One man tells the audience that he’ll use his winnings to visit his mother in Haiti, whom he hasn’t seen in over a decade. He’ll give the rest of the money to her, he says. A single mother tells us all how she’ll be able to turn her life around with $10,000, get her own place, how it will save her. I try to think of what I would say I’d use the money for. In reality, I’d use it to help pay Mike’s tuition (Amy’s on scholarship) this semester and it would still only barely make a dent. But that doesn’t sound very exciting, so I think I’d say I’d go on a cruise around the world.

I wanted to kick Derek out when I found out, but I worried about Mike. In reality, he probably would have been fine. He was already seventeen by then. I think I was making an excuse to myself. I was scared. Derek slept on the couch for a few days, then came back to our bed and we pretended everything was fine.
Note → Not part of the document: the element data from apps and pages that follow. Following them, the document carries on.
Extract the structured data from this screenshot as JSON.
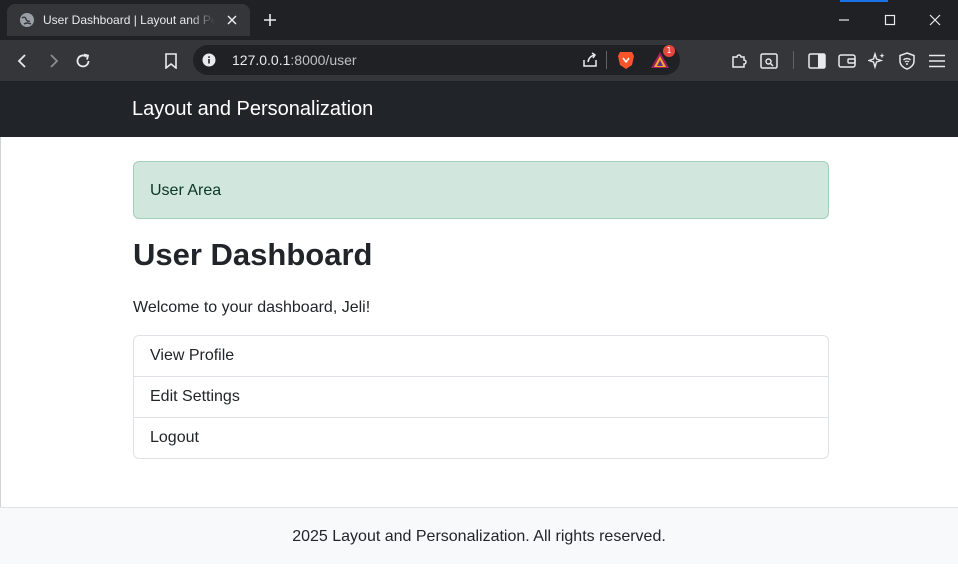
{
  "browser": {
    "tab": {
      "title": "User Dashboard | Layout and Personalization"
    },
    "address_bar": {
      "host": "127.0.0.1",
      "path": ":8000/user"
    },
    "brave_shields_count": "1"
  },
  "icons": {
    "favicon": "globe-icon",
    "tab_close": "close-icon",
    "new_tab": "plus-icon",
    "back": "arrow-left-icon",
    "forward": "arrow-right-icon",
    "reload": "reload-icon",
    "bookmark": "bookmark-icon",
    "site_info": "info-icon",
    "share": "share-icon",
    "shields": "brave-lion-icon",
    "rewards": "brave-rewards-icon",
    "extensions": "puzzle-icon",
    "screenshot": "screenshot-icon",
    "sidebar": "sidebar-icon",
    "wallet": "wallet-icon",
    "leo": "sparkle-icon",
    "vpn": "vpn-shield-icon",
    "menu": "hamburger-menu-icon"
  },
  "navbar": {
    "brand": "Layout and Personalization"
  },
  "alert": {
    "text": "User Area"
  },
  "main": {
    "title": "User Dashboard",
    "welcome": "Welcome to your dashboard, Jeli!",
    "links": [
      {
        "label": "View Profile"
      },
      {
        "label": "Edit Settings"
      },
      {
        "label": "Logout"
      }
    ]
  },
  "footer": {
    "text": "2025 Layout and Personalization. All rights reserved."
  },
  "colors": {
    "navbar_bg": "#212529",
    "alert_bg": "#d1e7dd",
    "alert_border": "#a3cfbb",
    "footer_bg": "#f8f9fa",
    "browser_chrome": "#35363a"
  }
}
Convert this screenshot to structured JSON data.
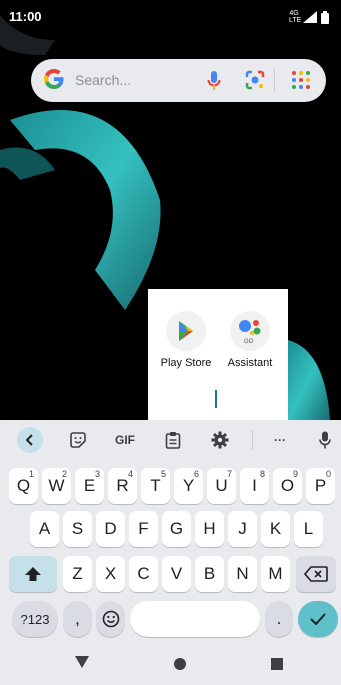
{
  "status": {
    "time": "11:00",
    "network_label": "4G LTE"
  },
  "search": {
    "placeholder": "Search..."
  },
  "popup": {
    "apps": [
      {
        "label": "Play Store"
      },
      {
        "label": "Assistant",
        "badge": "GO"
      }
    ]
  },
  "keyboard": {
    "toolbar": {
      "gif_label": "GIF",
      "more_label": "···"
    },
    "row1": [
      {
        "key": "Q",
        "hint": "1"
      },
      {
        "key": "W",
        "hint": "2"
      },
      {
        "key": "E",
        "hint": "3"
      },
      {
        "key": "R",
        "hint": "4"
      },
      {
        "key": "T",
        "hint": "5"
      },
      {
        "key": "Y",
        "hint": "6"
      },
      {
        "key": "U",
        "hint": "7"
      },
      {
        "key": "I",
        "hint": "8"
      },
      {
        "key": "O",
        "hint": "9"
      },
      {
        "key": "P",
        "hint": "0"
      }
    ],
    "row2": [
      "A",
      "S",
      "D",
      "F",
      "G",
      "H",
      "J",
      "K",
      "L"
    ],
    "row3": [
      "Z",
      "X",
      "C",
      "V",
      "B",
      "N",
      "M"
    ],
    "symbols_label": "?123",
    "comma_label": ",",
    "period_label": "."
  },
  "colors": {
    "accent": "#5fc0c9",
    "wallpaper_ring": "#2fb3b5"
  }
}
We’re pretty good at it.

For the entrée round the chefs have to use fried chicken, mint chutney, rock candy, and sea beans (what are sea beans?). I take frozen green beans, frozen chicken fingers left over from Mike—he loves those things—green curry paste, and candied ginger I find in the pantry that’s gotten a little hard. I peel the breading off the chicken, coat it in the curry, and bake it. I fry the green beans and toss in the ginger to coat them. The chicken comes out a little dry. The green beans taste better than they look. The plate looks a little bland. I don’t think I’d move on to the dessert round, except for one of the chefs forgets to plate the sea beans and is, predictably, chopped. She talks about how disappointed in herself she is. I know how she feels.

The single mother gets chopped for overcooking her chicken, like me, and for not transforming the basket enough. She tries to hold back tears while telling the camera what a talented group her competition was.

The Haitian man makes it to the final round, along with a young guy hoping to use the winnings to buy an engagement ring. I’m rooting for the Haitian. The ingredients are coffee, white chocolate chips, mint liqueur, and Nilla wafer cookies. My guy’s making coffee ice cream cake. I love when they make ice cream; they screw it up at least half the time, too runny or over-churned. His is perfect.

I’m making Grasshopper pie with slightly-freezer burned mint chocolate chip ice cream instead of the liqueur. It’s a safe bet, no-bake pie. I would probably be chopped. I try not to think about what to say to Derek when he gets home. We’re going to have to confront this, however much I want to ignore it. But I can’t afford to get distracted now; I’m on the clock. While the pie sets in the freezer, I whip up heavy cream. I stir and stir and stir.

Erika Nichols-Frazer is the editor of the anthology “A Tether to This World” (Main Street Rag, 2021) and author of the forthcoming essay collection “Feed Me” (Maple Tree Editions, 2022) and the forthcoming poetry collection “Staring Too Closely” (Main Street Rag, TBD). She won Noir Nation’s 2020 Golden Fedora Fiction Prize and has been nominated for a Pushcart Prize. Her work has appeared or is forthcoming in River Teeth’s Beautiful Things, Bright Flash Literary Review, Bloodroot Literary Magazine, Red Tree Review, and elsewhere. She has an MFA from the Bennington Writing Seminars and lives in Vermont.

Twitter: @enicfraze

Instagram: @enicfrazer